By the way, I re-read Cormac McCarthy's No Country for Old Men while I was down there. It's the story, circa 1980, of an aging small-town Texas sheriff caught up in the middle of a drug war: a botched heroin deal leaves a dozen bodies in the desert, where a local finds them and takes off with $2.2 million, chased by the sheriff and an army of drug-cartel hit men. It was an interesting juxtaposition to The Reverend Horton Heat's "Low Flying Plane:" I like to listen to him whenever I'm down in Slatyfork, and that's his song about a farmer who becomes a millionaire drug dealer after finding bales of cocaine in his fields. Two sides of a coin...

Kind of funny analogy, I did a lot of my riding on the Gauley Mountain trail system, but I've always considered the singletrack at Snowshoe to be superior. On Sunday I went over to Snowshoe, but found that things had changed...

The top of the mountain -- which once was empty, but now looked a bit like Disneyworld -- was where the action was, and that was where I finally found a bike shop. (I expected that I'd have to pay, or at least sign a waiver, before riding on their land, so I was looking for the official bike scene.) The place was packed to the gills with downhill bikers in full armor, and there were (packed) shuttles constantly running from the bottom of the hill back to the trailheads up top. Average age was 20 years younger than me.

I was told that if I wasn't going to use the lifts or shuttles I didn't need to pay, just hop on the trails and have fun, but once I got going I found their once-awesome XC trail system to be almost gone: overgrown, covered with debris, and generally suffering from neglect. Sad, actually. Sunday turned out to be my shortest ride day; I was disappointed and bailed early, which actually turned out to be a good thing because I managed to avoid the only bad weather of the whole trip (thunderstorms).

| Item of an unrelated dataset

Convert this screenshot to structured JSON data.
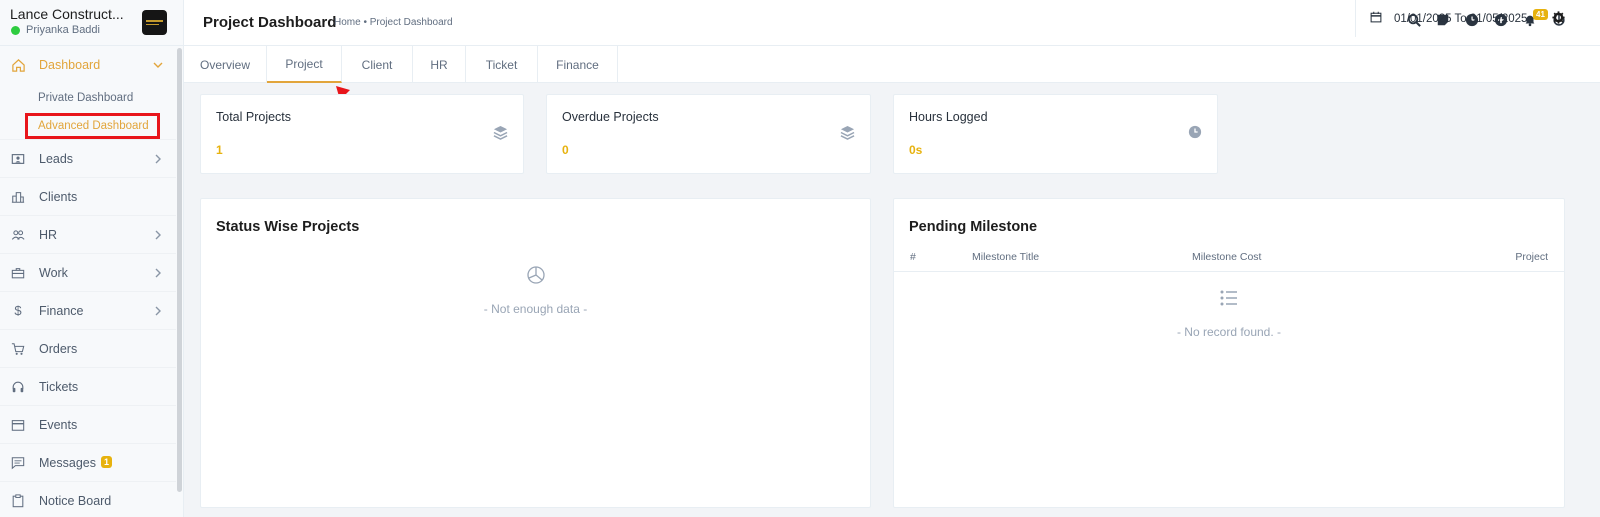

I left Snowshoe feeling like that superannuated sheriff. Luckily, the hippie-granola cross-country trails were still fine at Gauley...